#### [WORK INSTRUCTION]
From the records, report how many lines hold the word "Enabled", with the number as the sole reply.

------

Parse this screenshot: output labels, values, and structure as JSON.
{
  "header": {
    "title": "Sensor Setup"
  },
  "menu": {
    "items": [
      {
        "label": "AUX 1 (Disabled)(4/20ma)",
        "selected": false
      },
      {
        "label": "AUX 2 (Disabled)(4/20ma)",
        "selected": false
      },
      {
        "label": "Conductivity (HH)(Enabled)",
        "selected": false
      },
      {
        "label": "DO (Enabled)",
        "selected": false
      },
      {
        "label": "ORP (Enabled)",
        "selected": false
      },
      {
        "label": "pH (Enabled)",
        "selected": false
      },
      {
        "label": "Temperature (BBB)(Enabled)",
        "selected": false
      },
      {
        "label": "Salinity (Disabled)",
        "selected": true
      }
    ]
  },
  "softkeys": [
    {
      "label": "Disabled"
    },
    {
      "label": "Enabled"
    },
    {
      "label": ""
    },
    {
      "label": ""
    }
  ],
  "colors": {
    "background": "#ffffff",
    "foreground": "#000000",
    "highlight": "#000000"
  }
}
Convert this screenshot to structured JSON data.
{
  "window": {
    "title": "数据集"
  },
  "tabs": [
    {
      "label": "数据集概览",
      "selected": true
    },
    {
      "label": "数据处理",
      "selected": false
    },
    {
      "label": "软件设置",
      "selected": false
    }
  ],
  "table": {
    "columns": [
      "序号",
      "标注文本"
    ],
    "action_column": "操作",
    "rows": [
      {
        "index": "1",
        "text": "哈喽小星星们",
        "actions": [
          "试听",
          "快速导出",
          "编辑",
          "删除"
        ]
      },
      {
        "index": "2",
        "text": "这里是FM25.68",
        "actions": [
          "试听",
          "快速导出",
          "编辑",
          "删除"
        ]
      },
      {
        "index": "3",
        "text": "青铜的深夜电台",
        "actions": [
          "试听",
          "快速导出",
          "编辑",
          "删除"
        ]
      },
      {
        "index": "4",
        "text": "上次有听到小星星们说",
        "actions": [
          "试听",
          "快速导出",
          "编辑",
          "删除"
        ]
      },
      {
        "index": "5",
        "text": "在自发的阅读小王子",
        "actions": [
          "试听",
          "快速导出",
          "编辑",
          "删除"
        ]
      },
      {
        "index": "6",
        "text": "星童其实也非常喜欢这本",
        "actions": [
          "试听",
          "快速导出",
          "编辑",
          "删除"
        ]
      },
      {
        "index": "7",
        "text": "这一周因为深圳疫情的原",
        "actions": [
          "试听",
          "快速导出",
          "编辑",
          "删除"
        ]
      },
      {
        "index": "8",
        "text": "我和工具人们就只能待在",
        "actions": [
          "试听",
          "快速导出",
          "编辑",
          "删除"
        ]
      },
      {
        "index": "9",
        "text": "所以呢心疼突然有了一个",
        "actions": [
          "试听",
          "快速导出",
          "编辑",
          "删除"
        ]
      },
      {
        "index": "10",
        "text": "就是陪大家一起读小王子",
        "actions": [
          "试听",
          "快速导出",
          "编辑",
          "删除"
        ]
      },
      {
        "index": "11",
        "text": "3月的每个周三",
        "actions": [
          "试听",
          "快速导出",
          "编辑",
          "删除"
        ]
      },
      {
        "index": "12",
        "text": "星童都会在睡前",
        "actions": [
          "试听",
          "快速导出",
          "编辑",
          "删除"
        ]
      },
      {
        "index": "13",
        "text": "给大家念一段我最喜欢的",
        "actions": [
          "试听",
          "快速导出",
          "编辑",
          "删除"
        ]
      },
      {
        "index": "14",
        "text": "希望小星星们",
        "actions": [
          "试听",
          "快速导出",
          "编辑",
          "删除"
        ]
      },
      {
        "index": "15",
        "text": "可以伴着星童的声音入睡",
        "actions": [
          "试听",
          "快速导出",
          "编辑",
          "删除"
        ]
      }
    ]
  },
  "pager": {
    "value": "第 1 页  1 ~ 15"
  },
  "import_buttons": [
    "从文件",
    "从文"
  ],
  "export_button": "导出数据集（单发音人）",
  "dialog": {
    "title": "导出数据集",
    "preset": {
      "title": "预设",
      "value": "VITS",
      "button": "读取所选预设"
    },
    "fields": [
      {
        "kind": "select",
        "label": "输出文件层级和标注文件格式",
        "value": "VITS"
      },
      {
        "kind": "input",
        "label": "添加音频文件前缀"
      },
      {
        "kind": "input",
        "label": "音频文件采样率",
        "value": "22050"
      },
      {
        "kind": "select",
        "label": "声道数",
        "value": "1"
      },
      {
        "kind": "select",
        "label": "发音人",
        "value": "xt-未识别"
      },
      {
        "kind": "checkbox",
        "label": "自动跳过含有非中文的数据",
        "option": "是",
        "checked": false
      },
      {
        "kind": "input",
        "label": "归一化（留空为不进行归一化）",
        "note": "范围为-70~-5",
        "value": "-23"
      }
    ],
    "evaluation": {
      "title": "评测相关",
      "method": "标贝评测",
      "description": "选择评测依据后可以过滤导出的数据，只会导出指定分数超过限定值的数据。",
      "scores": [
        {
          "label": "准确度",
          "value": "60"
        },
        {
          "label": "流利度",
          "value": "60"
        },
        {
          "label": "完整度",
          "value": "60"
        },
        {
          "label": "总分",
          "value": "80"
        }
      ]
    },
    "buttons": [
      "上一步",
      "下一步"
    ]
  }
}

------

#### [EXERCISE OUTPUT]
6